By Amanda Steeb
A blustery chilly day may be the reason you’re avoiding the outdoors. It’s also the reason you have the electricity you need to stay inside.
When you plug an appliance or device into a wall outlet, renewable resources are increasingly powering them up. Renewable energy resources such as wind and solar power have been added to the energy grid in recent years, including in Indiana. The U.S. Energy Information Administration reported that in 2019, annual energy consumption from renewables in the U.S. exceeded coal consumption for the first time in more than 130 years.
As technology has evolved, once expensive resources such as renewables and natural gas have diversified the nation’s power supply, including in Indiana. Currently, 38 electric co-ops in the Hoosier state use wind energy (tied for the third most co-ops in the country) while 39 Indiana electric co-ops use solar energy (the second highest total in the nation), according to the National Rural Electric Cooperative Association (NRECA).
This increasingly diverse power supply helps keep rates low by safeguarding against price volatility for any particular resource. If one resource becomes more expensive, other more competitive resources can ensure that families and businesses can seamlessly continue to have their energy needs met affordably.

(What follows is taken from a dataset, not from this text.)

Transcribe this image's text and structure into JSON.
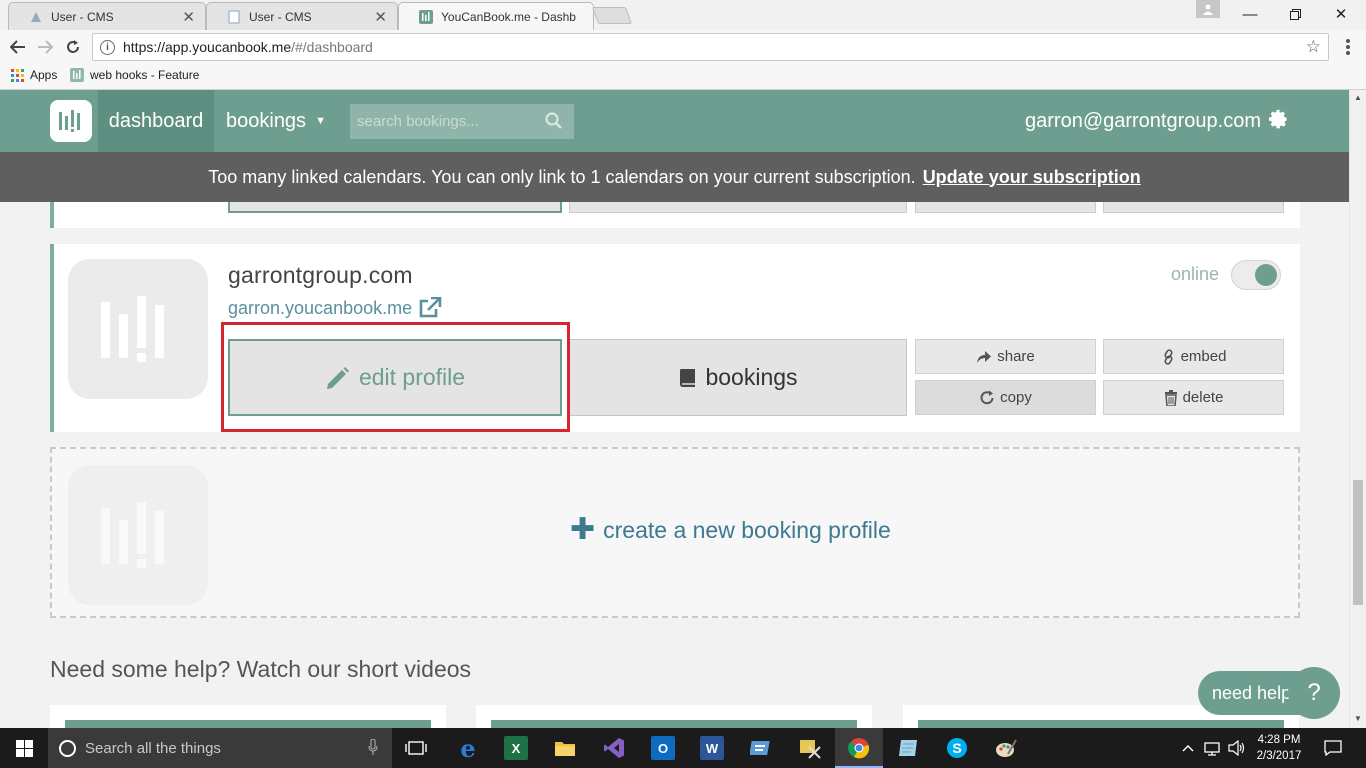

Renewable energy resources also benefit the environment. More renewables replacing fossil fuel means that less carbon dioxide is emitted into the atmosphere, reducing everyone’s carbon footprint. This has even become an economic development tool for electric co-ops, which regularly work with businesses to offset their energy consumption with renewables to help them meet their sustainability goals. Community solar programs and additional options may even be available for residential members to take advantage of renewable resources.
Technology improvements can benefit you in other ways: your local electric cooperative may offer rebates for energy efficiency upgrades to your home or business that will lower your long-term energy use, saving you even more. All of these developments mean that when you plug an appliance or device into the wall, technology improvements combined with resources such as the sun and wind are doing more than ever to power your day.
AMANDA STEEB is director of marketing and communications at Kankakee Valley REMC in Wanatah, Indiana.